Of course, it takes a team effort to spread the word about any event, and “Forks and Films” is no exception. Strayer has enlisted the help of enthusiastic graduate students in her Public Relations and Corporate Communications and Integrated Marketing programs at NYU to promote the event. A group of seven students volunteered to help without any academic incentives, even as they complete coursework remotely.

“I was amazed at how quickly they jumped in and how hard they’re working. We meet over [the video chatting platform] Zoom every few days,” Strayer said. “They’ve been highly engaged and have wonderful ideas to share. And none of them are from New York. I feel so fortunate to have talented students from all over the world.

For Butera, “Forks and Films” will be another way to share his love of cooking with the world.

“I’ve always had a passion and affinity for food as well as an appreciation for film,” he explained. “My wife and I have been members of the CAC for 25 years. The center has been a great place for us to see foreign and independent films … but it’s also been a wonderful place for people to grab a cup of coffee and share their ideas and experiences with a film. It’s a community, and you can’t get that by watching Netflix.”

The first episode, which kicks off tonight, April 9, at 6 p.m., will encourage viewers to watch a beloved Disney classic, Lady and the Tramp. Released in 1955, the animated film follows the blossoming romance between Lady, a lovely Cocker Spaniel from an upper class family, and a scruffy stray mutt named Tramp.

One of the most iconic scenes from the film finds Lady and Tramp sharing a big plate of spaghetti and meatballs by candlelight in the back alley of Tony’s Italian Restaurant while Tony serenades them with the love song “Bella Notte.” Appropriately, Butera will demonstrate how to make his famous chicken meatballs on “Forks and Films.” The episode’s title? “Sunny with a Chance of Meatballs.” 

The chef is planning on recreating the classic French stew ratatouille during the April 16 episode to compliment the 2007 Disney Pixar animated film of the same name. The ingredients for each featured dish will be posted on social media a week in advance of each episode,

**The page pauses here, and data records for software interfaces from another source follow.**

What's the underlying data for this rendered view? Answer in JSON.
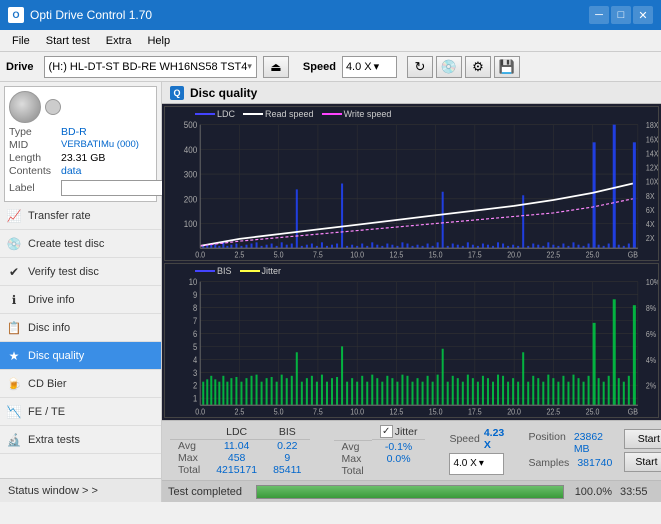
{
  "titleBar": {
    "title": "Opti Drive Control 1.70",
    "iconText": "O",
    "minimizeLabel": "─",
    "maximizeLabel": "□",
    "closeLabel": "✕"
  },
  "menuBar": {
    "items": [
      "File",
      "Start test",
      "Extra",
      "Help"
    ]
  },
  "driveBar": {
    "driveLabel": "Drive",
    "driveValue": "(H:)  HL-DT-ST BD-RE  WH16NS58 TST4",
    "speedLabel": "Speed",
    "speedValue": "4.0 X",
    "speedArrow": "▾"
  },
  "sidebar": {
    "discInfo": {
      "typeLabel": "Type",
      "typeValue": "BD-R",
      "midLabel": "MID",
      "midValue": "VERBATIMu (000)",
      "lengthLabel": "Length",
      "lengthValue": "23.31 GB",
      "contentsLabel": "Contents",
      "contentsValue": "data",
      "labelLabel": "Label",
      "labelValue": ""
    },
    "navItems": [
      {
        "id": "transfer-rate",
        "label": "Transfer rate",
        "icon": "📈"
      },
      {
        "id": "create-test-disc",
        "label": "Create test disc",
        "icon": "💿"
      },
      {
        "id": "verify-test-disc",
        "label": "Verify test disc",
        "icon": "✔"
      },
      {
        "id": "drive-info",
        "label": "Drive info",
        "icon": "ℹ"
      },
      {
        "id": "disc-info",
        "label": "Disc info",
        "icon": "📋"
      },
      {
        "id": "disc-quality",
        "label": "Disc quality",
        "icon": "★",
        "active": true
      },
      {
        "id": "cd-bier",
        "label": "CD Bier",
        "icon": "🍺"
      },
      {
        "id": "fe-te",
        "label": "FE / TE",
        "icon": "📉"
      },
      {
        "id": "extra-tests",
        "label": "Extra tests",
        "icon": "🔬"
      }
    ],
    "statusWindow": "Status window > >"
  },
  "discQuality": {
    "title": "Disc quality",
    "iconText": "Q",
    "chart1": {
      "legend": [
        {
          "label": "LDC",
          "color": "#4444ff"
        },
        {
          "label": "Read speed",
          "color": "#ffffff"
        },
        {
          "label": "Write speed",
          "color": "#ff44ff"
        }
      ],
      "yMax": 500,
      "yLabels": [
        "500",
        "400",
        "300",
        "200",
        "100"
      ],
      "rightLabels": [
        "18X",
        "16X",
        "14X",
        "12X",
        "10X",
        "8X",
        "6X",
        "4X",
        "2X"
      ],
      "xMax": 25,
      "xLabels": [
        "0.0",
        "2.5",
        "5.0",
        "7.5",
        "10.0",
        "12.5",
        "15.0",
        "17.5",
        "20.0",
        "22.5",
        "25.0"
      ]
    },
    "chart2": {
      "legend": [
        {
          "label": "BIS",
          "color": "#4444ff"
        },
        {
          "label": "Jitter",
          "color": "#ffff00"
        }
      ],
      "yMax": 10,
      "yLabels": [
        "10",
        "9",
        "8",
        "7",
        "6",
        "5",
        "4",
        "3",
        "2",
        "1"
      ],
      "rightLabels": [
        "10%",
        "8%",
        "6%",
        "4%",
        "2%"
      ],
      "xMax": 25,
      "xLabels": [
        "0.0",
        "2.5",
        "5.0",
        "7.5",
        "10.0",
        "12.5",
        "15.0",
        "17.5",
        "20.0",
        "22.5",
        "25.0"
      ]
    }
  },
  "statsBar": {
    "columns": [
      "LDC",
      "BIS"
    ],
    "rows": [
      {
        "label": "Avg",
        "ldc": "11.04",
        "bis": "0.22"
      },
      {
        "label": "Max",
        "ldc": "458",
        "bis": "9"
      },
      {
        "label": "Total",
        "ldc": "4215171",
        "bis": "85411"
      }
    ],
    "jitter": {
      "checked": true,
      "label": "Jitter",
      "checkmark": "✓",
      "rows": [
        {
          "label": "Avg",
          "value": "-0.1%"
        },
        {
          "label": "Max",
          "value": "0.0%"
        },
        {
          "label": "Total",
          "value": ""
        }
      ]
    },
    "speed": {
      "label": "Speed",
      "value": "4.23 X",
      "selectValue": "4.0 X"
    },
    "position": {
      "posLabel": "Position",
      "posValue": "23862 MB",
      "samplesLabel": "Samples",
      "samplesValue": "381740"
    },
    "buttons": {
      "startFull": "Start full",
      "startPart": "Start part"
    }
  },
  "progressBar": {
    "statusText": "Test completed",
    "progressPercent": 100,
    "progressLabel": "100.0%",
    "timeText": "33:55"
  }
}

“I wanted to choose recipes that weren’t too hard to make, but a bit more challenging than just opening a can. Ideally they’ll have all or most of the ingredients at home already, and we’ll release the ingredients list ahead of time,” Butera said. “Cooking has a way of grounding people, of connecting them to good memories and feelings, which we think will be good for everyone.”

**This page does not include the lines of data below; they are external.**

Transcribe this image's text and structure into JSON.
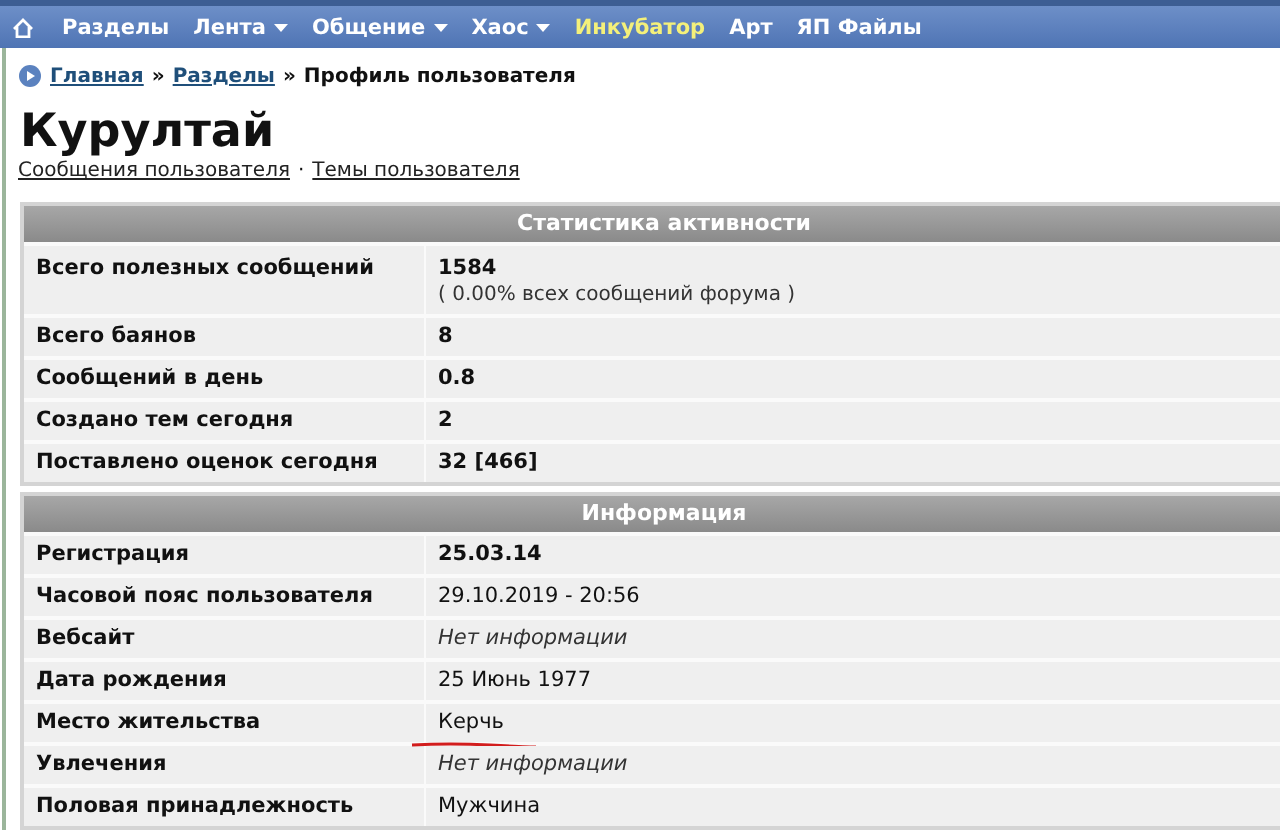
{
  "nav": {
    "items": [
      {
        "label": "Разделы",
        "dropdown": false,
        "highlighted": false
      },
      {
        "label": "Лента",
        "dropdown": true,
        "highlighted": false
      },
      {
        "label": "Общение",
        "dropdown": true,
        "highlighted": false
      },
      {
        "label": "Хаос",
        "dropdown": true,
        "highlighted": false
      },
      {
        "label": "Инкубатор",
        "dropdown": false,
        "highlighted": true
      },
      {
        "label": "Арт",
        "dropdown": false,
        "highlighted": false
      },
      {
        "label": "ЯП Файлы",
        "dropdown": false,
        "highlighted": false
      }
    ]
  },
  "breadcrumb": {
    "links": [
      "Главная",
      "Разделы"
    ],
    "current": "Профиль пользователя",
    "separator": "»"
  },
  "profile": {
    "name": "Курултай",
    "links": [
      "Сообщения пользователя",
      "Темы пользователя"
    ],
    "link_separator": "·"
  },
  "sections": [
    {
      "title": "Статистика активности",
      "rows": [
        {
          "label": "Всего полезных сообщений",
          "value": "1584",
          "note": "( 0.00% всех сообщений форума )",
          "kind": "bold",
          "marked": false
        },
        {
          "label": "Всего баянов",
          "value": "8",
          "kind": "bold",
          "marked": false
        },
        {
          "label": "Сообщений в день",
          "value": "0.8",
          "kind": "bold",
          "marked": false
        },
        {
          "label": "Создано тем сегодня",
          "value": "2",
          "kind": "bold",
          "marked": false
        },
        {
          "label": "Поставлено оценок сегодня",
          "value": "32 [466]",
          "kind": "bold",
          "marked": false
        }
      ]
    },
    {
      "title": "Информация",
      "rows": [
        {
          "label": "Регистрация",
          "value": "25.03.14",
          "kind": "bold",
          "marked": false
        },
        {
          "label": "Часовой пояс пользователя",
          "value": "29.10.2019 - 20:56",
          "kind": "plain",
          "marked": false
        },
        {
          "label": "Вебсайт",
          "value": "Нет информации",
          "kind": "empty",
          "marked": false
        },
        {
          "label": "Дата рождения",
          "value": "25 Июнь 1977",
          "kind": "plain",
          "marked": false
        },
        {
          "label": "Место жительства",
          "value": "Керчь",
          "kind": "plain",
          "marked": true
        },
        {
          "label": "Увлечения",
          "value": "Нет информации",
          "kind": "empty",
          "marked": false
        },
        {
          "label": "Половая принадлежность",
          "value": "Мужчина",
          "kind": "plain",
          "marked": false
        }
      ]
    }
  ]
}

“Forks and Films” will be uploaded each Thursday on Facebook.com/CinemaArtsCentre, and on YouTube.com — search for Cinema Arts Centre Huntington. 

For other remote opportunities from the Cinema Arts Centre, including staff-curated film recommendations and the opportunity to rent films at home, visit www.cinemaartscentre.org.

To better prepare you for following along as Chef Martin recreates the classic meatballs from Lady and the Tramp, here is the ingredient list:

●  2 pounds ground chicken or ground chop meat

●  2 large fresh eggs

●  1 small onion, diced

●  1 large garlic clove, minced

●  1 ½ cup water

●  1 ¼ cup plain dried bread crumbs

●  ½ cup fresh chopped parsley

●  ½ cup freshly grated Romano cheese

●  1 teaspoon salt

●  ¼ teaspoon black pepper

●  ¼ cup extra virgin olive oil